* _ACTION ITEM_
If a line in the data below contains "value", copy it.

* _GIVEN RECORDS_
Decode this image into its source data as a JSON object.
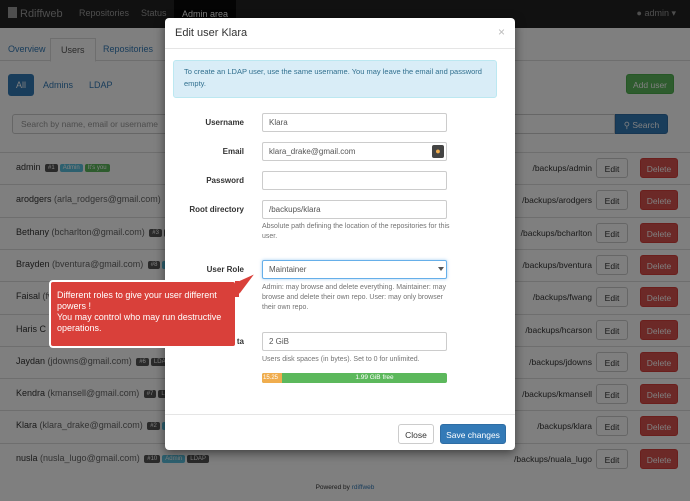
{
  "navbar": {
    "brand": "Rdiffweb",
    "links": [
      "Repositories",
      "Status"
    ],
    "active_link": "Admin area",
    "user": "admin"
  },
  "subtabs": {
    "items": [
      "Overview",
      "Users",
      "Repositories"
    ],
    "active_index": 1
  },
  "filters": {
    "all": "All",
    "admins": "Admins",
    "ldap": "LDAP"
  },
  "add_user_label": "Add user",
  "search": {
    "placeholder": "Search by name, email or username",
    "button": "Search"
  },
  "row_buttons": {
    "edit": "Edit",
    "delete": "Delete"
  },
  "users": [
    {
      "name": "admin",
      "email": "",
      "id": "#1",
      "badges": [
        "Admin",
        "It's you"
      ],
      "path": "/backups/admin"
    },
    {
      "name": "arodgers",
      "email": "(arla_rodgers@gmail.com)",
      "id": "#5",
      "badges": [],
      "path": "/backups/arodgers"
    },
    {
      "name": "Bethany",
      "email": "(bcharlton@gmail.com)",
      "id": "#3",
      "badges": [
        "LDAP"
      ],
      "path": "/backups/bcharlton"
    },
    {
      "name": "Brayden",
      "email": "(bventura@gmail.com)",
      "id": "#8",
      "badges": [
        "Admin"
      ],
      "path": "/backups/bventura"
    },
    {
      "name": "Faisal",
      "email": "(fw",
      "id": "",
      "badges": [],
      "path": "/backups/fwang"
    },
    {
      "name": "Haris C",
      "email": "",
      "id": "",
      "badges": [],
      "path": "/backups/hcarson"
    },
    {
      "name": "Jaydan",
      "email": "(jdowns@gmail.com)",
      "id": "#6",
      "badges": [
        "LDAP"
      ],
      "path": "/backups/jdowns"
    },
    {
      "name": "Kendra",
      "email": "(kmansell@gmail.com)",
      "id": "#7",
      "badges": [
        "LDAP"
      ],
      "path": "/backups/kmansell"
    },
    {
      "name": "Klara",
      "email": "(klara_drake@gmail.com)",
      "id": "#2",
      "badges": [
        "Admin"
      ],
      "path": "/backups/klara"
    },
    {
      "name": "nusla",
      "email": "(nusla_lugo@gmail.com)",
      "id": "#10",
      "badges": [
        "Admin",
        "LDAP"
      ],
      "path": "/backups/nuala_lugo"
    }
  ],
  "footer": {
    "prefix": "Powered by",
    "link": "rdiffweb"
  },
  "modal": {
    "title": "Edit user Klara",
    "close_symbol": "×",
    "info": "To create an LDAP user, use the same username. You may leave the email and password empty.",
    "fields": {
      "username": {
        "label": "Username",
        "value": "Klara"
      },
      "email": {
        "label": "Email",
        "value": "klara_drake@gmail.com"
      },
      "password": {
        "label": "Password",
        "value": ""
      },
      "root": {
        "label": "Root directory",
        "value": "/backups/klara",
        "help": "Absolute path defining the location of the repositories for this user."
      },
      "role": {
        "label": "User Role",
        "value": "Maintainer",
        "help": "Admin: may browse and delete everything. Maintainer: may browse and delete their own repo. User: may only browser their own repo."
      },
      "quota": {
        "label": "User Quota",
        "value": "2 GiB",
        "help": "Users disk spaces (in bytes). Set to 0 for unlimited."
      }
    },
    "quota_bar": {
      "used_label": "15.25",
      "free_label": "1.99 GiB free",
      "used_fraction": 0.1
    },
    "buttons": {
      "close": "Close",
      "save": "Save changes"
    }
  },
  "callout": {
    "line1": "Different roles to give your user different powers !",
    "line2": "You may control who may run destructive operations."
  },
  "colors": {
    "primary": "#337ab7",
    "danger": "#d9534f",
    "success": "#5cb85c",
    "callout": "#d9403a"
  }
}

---

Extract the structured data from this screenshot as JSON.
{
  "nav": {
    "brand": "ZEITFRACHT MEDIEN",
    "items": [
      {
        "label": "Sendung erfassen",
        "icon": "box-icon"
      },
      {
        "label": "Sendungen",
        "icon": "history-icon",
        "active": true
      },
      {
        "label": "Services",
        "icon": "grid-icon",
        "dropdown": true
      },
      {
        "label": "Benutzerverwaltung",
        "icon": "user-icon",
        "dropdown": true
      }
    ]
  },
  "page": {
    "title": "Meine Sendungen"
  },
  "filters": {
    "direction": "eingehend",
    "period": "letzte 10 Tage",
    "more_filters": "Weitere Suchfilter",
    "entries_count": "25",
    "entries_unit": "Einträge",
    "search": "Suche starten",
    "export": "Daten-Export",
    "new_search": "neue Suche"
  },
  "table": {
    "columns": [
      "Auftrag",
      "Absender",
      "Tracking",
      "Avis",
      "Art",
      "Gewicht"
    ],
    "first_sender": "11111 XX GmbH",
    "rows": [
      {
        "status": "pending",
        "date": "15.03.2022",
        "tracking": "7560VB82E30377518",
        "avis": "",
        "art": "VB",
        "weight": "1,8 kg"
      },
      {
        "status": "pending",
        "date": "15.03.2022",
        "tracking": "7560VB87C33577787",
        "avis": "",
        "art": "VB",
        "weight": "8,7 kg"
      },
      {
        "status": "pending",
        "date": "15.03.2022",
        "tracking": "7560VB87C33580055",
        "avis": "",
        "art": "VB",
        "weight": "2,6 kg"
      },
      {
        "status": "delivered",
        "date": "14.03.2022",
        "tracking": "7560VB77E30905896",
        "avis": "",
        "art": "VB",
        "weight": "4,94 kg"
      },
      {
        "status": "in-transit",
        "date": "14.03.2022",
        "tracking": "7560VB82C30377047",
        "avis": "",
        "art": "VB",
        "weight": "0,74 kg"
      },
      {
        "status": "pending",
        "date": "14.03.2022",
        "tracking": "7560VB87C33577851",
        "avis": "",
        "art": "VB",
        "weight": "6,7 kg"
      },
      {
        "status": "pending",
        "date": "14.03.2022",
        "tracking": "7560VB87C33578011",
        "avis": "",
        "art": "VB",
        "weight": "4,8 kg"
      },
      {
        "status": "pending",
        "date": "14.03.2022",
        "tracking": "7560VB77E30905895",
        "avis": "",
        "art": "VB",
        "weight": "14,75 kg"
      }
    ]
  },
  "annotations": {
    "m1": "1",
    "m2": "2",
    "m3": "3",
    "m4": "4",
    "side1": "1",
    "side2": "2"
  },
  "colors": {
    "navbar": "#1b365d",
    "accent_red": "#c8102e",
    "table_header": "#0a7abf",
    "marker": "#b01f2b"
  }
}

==

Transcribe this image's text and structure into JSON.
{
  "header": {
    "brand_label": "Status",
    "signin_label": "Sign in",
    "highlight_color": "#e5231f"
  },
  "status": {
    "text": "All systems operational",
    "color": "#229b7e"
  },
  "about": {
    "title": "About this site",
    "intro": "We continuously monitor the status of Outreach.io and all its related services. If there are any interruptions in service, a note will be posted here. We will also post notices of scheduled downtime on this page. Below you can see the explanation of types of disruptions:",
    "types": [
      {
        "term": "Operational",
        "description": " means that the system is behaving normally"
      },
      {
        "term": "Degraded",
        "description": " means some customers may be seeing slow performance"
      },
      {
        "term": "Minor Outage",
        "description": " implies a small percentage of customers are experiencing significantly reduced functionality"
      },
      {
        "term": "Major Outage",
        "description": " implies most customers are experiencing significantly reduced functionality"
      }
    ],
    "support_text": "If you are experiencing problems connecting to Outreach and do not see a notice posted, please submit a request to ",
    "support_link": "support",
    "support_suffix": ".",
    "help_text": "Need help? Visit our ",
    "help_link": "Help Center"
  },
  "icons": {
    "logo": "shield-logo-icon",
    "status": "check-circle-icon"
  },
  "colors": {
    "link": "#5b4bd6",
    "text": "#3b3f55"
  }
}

* _RESULT OF THIS TASK_
        "value": "Klara"
        "value": "klara_drake@gmail.com"
        "value": ""
        "value": "/backups/klara",
        "value": "Maintainer",
        "value": "2 GiB",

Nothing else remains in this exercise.